About this exercise: From the data that follows, copy every line with the string "icon".

(Page and application data records)

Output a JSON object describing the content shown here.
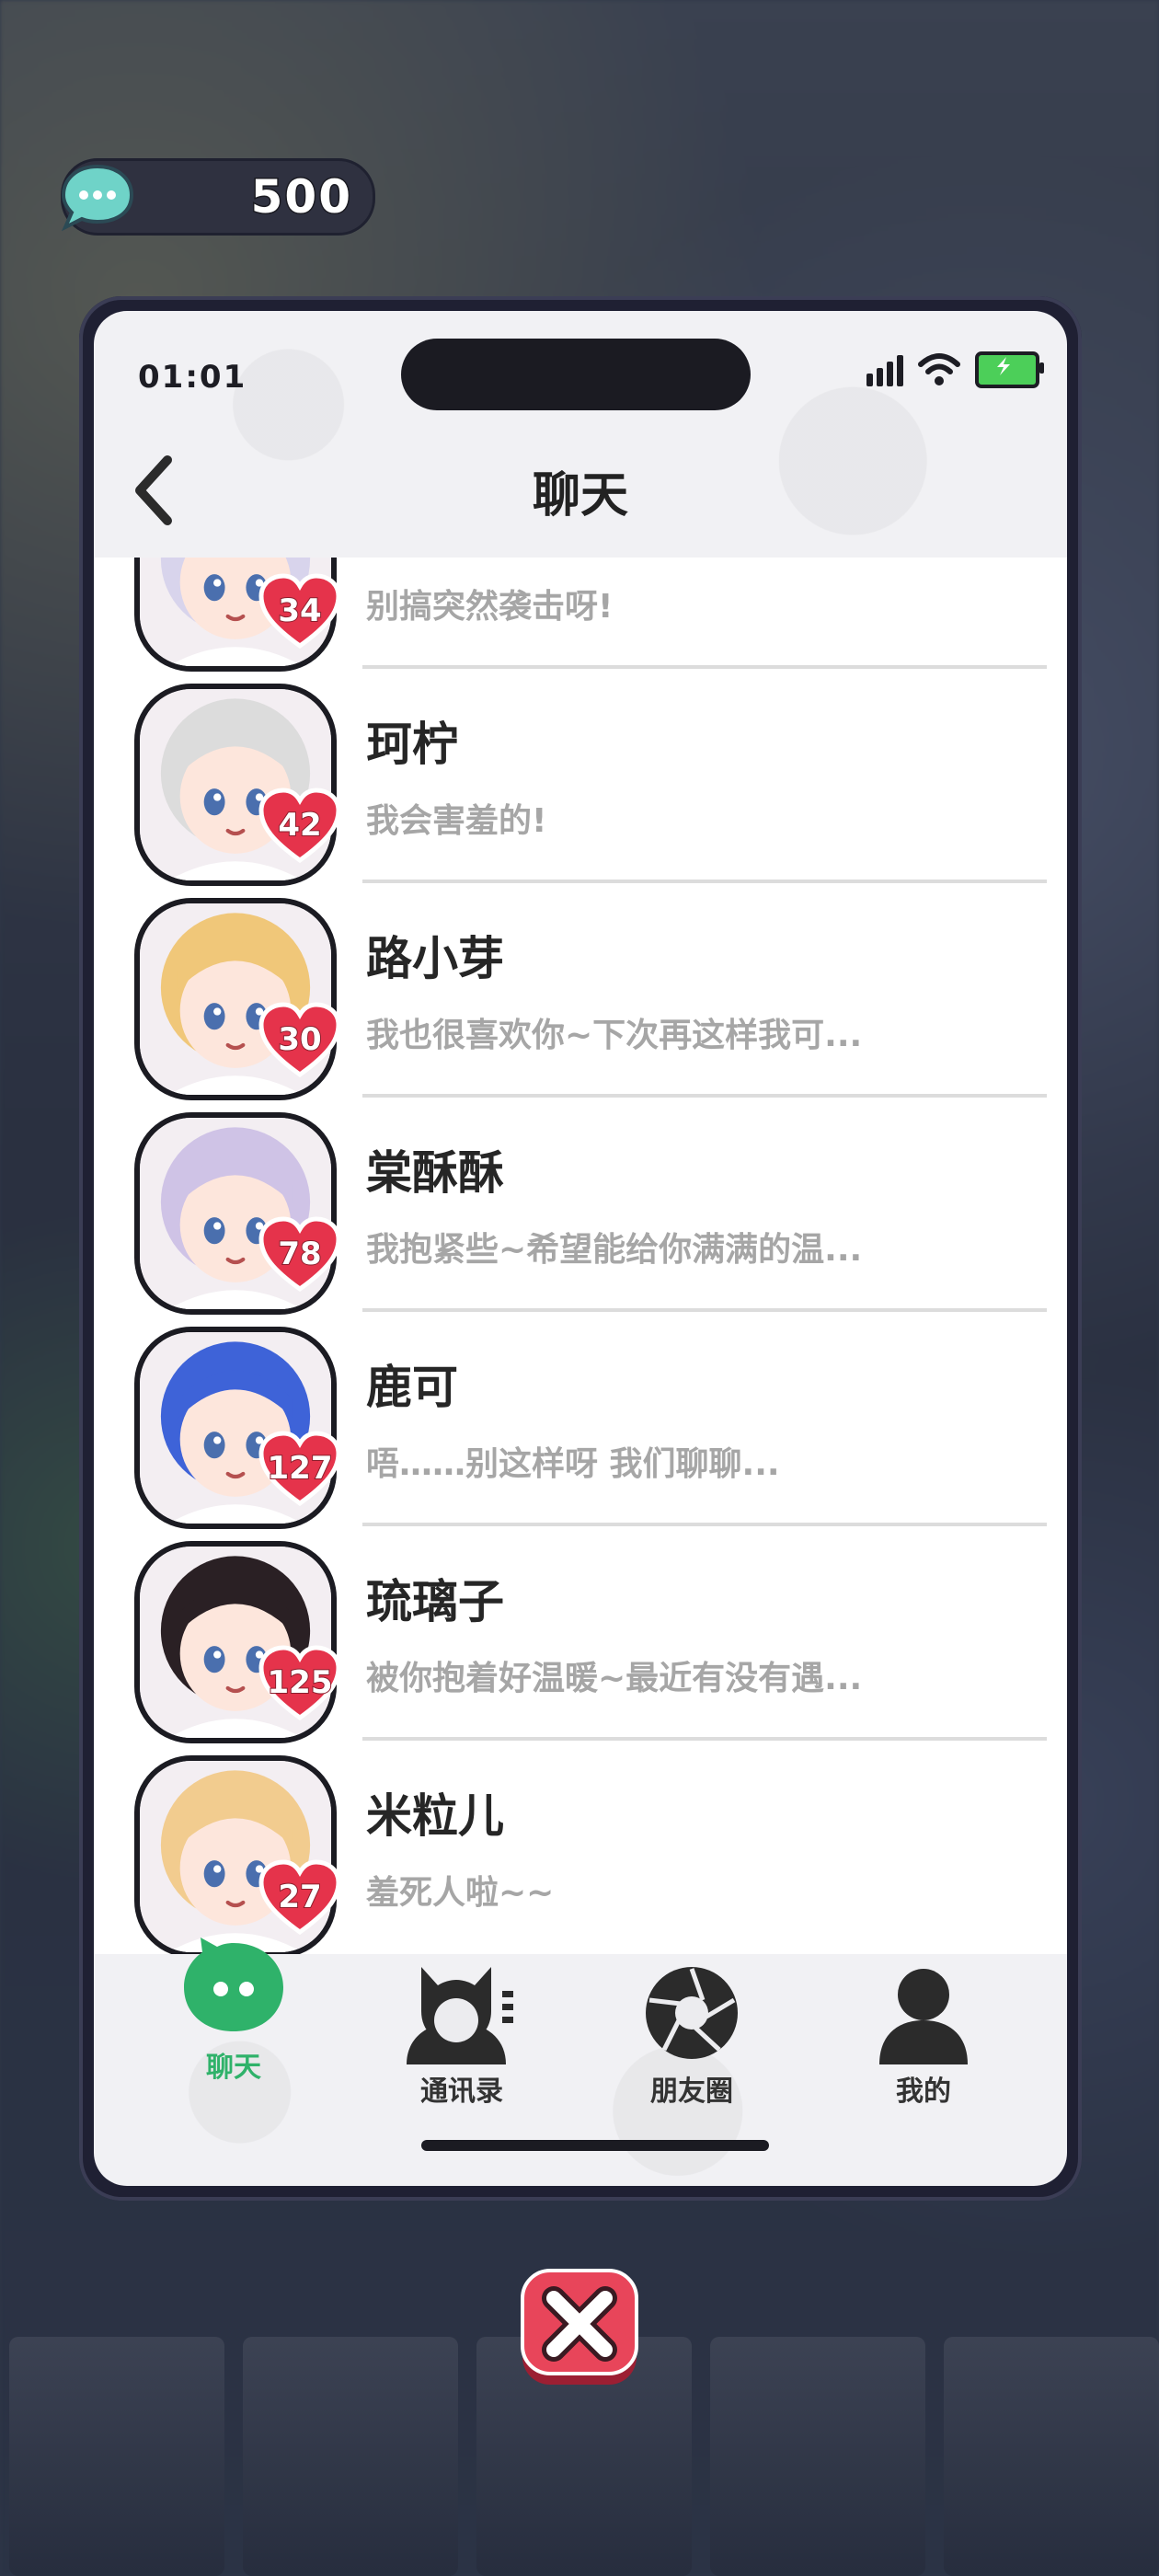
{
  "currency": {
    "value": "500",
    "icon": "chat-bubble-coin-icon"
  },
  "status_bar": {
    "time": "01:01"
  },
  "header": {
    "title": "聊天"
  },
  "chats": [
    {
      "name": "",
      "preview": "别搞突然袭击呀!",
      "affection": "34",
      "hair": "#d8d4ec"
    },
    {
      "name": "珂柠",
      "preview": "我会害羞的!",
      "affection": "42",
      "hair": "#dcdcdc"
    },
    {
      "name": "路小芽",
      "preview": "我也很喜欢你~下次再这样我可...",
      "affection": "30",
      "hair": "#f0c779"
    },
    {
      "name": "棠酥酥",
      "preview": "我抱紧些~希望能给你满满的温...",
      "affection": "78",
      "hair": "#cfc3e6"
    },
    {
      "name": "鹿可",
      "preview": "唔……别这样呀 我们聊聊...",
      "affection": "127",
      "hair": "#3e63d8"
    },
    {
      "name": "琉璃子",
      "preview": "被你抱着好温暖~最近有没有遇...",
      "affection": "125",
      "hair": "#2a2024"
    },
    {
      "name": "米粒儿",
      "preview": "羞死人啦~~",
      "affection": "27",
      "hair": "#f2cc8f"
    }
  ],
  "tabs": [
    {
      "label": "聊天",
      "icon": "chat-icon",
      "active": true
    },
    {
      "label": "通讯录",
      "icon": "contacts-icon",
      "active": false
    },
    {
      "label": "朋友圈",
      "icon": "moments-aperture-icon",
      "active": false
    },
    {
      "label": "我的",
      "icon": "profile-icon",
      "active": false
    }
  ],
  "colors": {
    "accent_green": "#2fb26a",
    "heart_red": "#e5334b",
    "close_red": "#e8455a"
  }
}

Response:
    "icon": "chat-bubble-coin-icon"
      "icon": "chat-icon",
      "icon": "contacts-icon",
      "icon": "moments-aperture-icon",
      "icon": "profile-icon",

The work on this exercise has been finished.